This article is from the sci.fractals FAQ, by Michael C. Taylor and Jean-Pierre Louvet with numerous contributions by others.
If a fractal is self-similar, you can specify mappings that
map the whole onto the parts. Iteration of these mappings will result
in convergence to the fractal attractor. An IFS consists of a
collection of these (usually affine) mappings. If a fractal can be
described by a small number of mappings, the IFS is a very compact
description of the fractal. An iterated function system is By taking a
point and repeatedly applying these mappings you end up with a
collection of points on the fractal. In other words, instead of a
single mapping x -> F(x), there is a collection of (usually affine)
mappings, and random selection chooses which mapping is used.
For instance, the Sierpinski triangle can be decomposed into three
self-similar subtriangles. The three contractive mappings from the
full triangle onto the subtriangles forms an IFS. These mappings will
be of the form "shrink by half and move to the top, left, or right".
Iterated function systems can be used to make things such as fractal
ferns and trees and are also used in fractal image compression.
"Fractals Everywhere" by Barnsley is mostly about iterated function
The simplest algorithm to display an IFS is to pick a starting point,
randomly select one of the mappings, apply it to generate a new point,
plot the new point, and repeat with the new point. The displayed

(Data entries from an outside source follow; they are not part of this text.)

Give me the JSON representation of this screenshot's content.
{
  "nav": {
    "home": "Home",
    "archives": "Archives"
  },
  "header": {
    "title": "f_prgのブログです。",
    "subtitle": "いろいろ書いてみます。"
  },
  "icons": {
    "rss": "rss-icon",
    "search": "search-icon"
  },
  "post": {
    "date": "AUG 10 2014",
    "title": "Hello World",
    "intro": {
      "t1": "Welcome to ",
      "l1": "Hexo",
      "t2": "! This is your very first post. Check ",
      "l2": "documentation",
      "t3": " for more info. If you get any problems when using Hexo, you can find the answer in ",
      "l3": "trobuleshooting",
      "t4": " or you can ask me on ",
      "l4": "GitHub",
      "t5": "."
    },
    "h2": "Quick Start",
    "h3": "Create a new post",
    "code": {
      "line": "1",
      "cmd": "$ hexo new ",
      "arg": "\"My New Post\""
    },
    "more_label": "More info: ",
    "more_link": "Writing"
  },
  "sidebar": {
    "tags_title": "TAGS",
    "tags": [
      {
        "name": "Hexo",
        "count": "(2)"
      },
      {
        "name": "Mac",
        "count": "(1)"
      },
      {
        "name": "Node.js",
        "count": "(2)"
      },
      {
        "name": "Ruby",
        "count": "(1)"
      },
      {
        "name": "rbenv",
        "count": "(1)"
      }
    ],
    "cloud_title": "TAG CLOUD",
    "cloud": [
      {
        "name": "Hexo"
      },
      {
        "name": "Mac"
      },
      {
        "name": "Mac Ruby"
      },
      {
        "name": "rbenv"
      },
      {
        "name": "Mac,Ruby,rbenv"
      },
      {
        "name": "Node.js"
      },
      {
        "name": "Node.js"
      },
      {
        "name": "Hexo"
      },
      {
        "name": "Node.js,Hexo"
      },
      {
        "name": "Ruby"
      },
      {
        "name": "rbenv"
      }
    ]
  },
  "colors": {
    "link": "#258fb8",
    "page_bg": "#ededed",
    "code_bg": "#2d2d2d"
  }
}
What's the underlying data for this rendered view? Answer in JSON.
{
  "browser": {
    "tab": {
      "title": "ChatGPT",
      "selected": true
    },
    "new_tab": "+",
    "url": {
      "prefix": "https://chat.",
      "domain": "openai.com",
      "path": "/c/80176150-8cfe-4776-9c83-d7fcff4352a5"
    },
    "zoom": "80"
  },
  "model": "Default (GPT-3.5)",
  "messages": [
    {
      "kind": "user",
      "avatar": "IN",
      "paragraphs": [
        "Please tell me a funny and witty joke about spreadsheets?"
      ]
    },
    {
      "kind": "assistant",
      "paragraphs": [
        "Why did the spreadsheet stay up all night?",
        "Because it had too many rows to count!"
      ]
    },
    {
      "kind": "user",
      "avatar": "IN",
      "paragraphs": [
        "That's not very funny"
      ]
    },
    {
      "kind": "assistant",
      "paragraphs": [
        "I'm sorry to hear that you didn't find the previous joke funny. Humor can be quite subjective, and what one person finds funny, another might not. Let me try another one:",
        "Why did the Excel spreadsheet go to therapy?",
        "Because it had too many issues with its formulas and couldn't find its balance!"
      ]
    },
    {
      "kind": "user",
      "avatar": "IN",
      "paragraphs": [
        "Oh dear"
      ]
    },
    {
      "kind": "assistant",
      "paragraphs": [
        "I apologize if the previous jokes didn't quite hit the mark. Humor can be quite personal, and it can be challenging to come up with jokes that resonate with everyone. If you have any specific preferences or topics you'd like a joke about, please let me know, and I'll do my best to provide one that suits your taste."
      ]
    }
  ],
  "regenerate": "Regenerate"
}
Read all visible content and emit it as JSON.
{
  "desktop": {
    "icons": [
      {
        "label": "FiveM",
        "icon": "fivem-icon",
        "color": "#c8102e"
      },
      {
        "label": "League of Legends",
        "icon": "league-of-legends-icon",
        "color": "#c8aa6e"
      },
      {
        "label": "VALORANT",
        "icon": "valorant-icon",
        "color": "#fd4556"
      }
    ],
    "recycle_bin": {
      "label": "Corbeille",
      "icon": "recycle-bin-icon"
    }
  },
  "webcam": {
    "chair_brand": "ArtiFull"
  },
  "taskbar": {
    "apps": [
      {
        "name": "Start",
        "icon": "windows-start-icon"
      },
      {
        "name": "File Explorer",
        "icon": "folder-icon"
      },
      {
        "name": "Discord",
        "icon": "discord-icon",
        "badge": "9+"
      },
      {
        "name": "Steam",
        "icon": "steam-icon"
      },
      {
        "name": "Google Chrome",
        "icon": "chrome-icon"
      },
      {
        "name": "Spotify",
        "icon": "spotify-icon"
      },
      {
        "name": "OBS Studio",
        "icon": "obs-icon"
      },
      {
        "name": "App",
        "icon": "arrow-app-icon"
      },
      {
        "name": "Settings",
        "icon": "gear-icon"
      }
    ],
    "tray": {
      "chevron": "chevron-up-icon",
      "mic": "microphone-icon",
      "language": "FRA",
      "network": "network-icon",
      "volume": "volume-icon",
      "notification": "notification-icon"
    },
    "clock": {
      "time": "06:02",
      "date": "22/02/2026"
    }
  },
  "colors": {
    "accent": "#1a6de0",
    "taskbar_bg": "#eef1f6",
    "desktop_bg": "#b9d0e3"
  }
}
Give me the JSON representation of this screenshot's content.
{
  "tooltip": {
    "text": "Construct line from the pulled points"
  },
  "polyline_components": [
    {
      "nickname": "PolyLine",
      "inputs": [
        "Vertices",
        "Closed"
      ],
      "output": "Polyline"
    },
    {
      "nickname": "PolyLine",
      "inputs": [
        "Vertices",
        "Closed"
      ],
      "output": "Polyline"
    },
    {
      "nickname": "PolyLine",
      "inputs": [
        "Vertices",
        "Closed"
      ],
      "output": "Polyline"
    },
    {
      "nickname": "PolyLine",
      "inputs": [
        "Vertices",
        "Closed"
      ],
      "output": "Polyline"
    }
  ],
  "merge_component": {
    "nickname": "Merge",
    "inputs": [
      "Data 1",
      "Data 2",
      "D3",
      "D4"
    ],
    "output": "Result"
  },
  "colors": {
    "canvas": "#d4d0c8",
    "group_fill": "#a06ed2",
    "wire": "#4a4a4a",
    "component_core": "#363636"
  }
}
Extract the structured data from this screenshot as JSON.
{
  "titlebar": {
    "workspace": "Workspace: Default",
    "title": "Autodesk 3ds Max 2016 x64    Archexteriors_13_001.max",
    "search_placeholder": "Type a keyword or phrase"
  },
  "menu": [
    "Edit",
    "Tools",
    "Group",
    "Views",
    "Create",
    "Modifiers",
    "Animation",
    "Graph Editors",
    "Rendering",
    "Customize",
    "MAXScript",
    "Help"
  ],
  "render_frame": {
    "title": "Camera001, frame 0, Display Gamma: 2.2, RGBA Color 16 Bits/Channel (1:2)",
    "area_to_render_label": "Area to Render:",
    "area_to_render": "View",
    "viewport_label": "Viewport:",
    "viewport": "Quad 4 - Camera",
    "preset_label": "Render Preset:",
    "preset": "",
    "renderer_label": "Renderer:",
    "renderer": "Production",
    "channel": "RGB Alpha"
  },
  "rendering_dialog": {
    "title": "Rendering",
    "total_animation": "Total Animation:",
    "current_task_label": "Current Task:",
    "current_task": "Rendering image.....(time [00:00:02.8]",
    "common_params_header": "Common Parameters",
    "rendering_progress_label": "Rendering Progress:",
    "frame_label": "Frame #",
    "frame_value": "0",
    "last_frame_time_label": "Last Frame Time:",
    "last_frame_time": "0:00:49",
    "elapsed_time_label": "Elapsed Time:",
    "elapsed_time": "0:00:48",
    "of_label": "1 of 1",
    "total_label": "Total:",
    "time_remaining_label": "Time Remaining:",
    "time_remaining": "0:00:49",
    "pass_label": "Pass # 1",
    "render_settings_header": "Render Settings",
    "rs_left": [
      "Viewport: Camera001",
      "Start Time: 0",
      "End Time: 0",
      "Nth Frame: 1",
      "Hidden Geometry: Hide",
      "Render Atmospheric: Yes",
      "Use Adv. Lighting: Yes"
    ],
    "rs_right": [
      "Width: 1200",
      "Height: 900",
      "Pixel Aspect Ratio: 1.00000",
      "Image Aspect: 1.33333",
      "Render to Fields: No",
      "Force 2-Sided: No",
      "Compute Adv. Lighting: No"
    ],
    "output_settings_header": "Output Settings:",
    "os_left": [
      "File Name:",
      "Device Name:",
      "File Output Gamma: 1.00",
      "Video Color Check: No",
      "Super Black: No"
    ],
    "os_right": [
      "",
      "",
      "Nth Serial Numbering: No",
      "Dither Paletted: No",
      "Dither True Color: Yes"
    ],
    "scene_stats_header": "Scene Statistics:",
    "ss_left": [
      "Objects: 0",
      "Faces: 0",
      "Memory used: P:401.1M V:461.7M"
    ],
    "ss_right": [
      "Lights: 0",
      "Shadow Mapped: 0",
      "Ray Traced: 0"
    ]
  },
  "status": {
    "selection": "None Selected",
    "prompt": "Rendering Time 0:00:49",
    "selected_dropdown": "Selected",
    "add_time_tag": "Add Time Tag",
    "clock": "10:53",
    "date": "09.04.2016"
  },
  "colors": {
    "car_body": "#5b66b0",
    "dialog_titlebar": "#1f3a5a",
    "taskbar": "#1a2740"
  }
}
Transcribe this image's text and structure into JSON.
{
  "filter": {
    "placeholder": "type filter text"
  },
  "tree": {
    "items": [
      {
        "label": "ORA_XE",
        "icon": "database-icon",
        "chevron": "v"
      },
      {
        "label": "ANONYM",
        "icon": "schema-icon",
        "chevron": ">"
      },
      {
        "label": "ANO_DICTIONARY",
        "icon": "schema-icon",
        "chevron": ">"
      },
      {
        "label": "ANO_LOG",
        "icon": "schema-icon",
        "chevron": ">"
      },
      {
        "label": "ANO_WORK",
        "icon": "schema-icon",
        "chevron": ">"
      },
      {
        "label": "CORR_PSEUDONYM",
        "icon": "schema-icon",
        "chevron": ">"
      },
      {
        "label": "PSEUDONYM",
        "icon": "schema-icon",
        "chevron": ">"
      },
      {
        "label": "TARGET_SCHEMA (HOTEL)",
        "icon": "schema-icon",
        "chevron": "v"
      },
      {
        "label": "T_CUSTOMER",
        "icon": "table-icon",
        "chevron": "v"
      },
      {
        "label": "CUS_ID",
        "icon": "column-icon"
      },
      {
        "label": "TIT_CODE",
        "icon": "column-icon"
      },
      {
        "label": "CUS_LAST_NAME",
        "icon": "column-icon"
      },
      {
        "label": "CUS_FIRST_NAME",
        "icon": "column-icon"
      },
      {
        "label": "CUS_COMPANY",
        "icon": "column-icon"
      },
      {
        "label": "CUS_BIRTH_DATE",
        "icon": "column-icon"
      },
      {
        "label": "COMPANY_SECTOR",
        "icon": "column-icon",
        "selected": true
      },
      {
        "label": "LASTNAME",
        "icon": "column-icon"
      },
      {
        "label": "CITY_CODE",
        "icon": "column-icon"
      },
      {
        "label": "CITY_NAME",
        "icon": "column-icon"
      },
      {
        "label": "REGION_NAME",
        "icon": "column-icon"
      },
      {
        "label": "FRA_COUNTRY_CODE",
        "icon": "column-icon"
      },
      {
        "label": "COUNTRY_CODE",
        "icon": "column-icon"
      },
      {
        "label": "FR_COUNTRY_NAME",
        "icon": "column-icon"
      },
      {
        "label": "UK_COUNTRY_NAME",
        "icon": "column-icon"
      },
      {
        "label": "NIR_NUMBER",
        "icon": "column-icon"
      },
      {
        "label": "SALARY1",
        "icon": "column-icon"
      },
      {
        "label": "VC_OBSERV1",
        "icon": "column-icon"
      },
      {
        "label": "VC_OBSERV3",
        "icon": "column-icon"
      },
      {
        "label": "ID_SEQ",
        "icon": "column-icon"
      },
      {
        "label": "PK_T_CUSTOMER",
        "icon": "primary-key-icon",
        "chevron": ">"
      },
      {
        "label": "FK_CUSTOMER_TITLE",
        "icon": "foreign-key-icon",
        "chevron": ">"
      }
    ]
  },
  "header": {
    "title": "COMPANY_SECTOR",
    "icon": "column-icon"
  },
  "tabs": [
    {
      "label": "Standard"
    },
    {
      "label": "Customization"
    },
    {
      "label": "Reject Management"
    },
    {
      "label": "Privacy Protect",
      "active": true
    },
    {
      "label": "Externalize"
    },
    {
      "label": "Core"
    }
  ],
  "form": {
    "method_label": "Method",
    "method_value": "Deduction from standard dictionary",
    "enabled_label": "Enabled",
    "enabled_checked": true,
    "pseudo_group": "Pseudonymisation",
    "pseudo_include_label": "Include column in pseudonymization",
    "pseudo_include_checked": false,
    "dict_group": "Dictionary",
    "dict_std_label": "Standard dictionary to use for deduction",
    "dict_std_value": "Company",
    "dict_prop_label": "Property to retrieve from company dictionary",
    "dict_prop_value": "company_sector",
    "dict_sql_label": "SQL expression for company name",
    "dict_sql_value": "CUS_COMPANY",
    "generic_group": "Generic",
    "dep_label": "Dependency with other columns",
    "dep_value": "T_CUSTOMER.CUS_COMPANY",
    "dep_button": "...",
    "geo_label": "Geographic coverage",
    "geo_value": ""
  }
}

points will rapidly converge to the attractor of the IFS.
Interactive IFS Playground (Otmar Lendl)
Frank Rousell's hyperindex of IFS images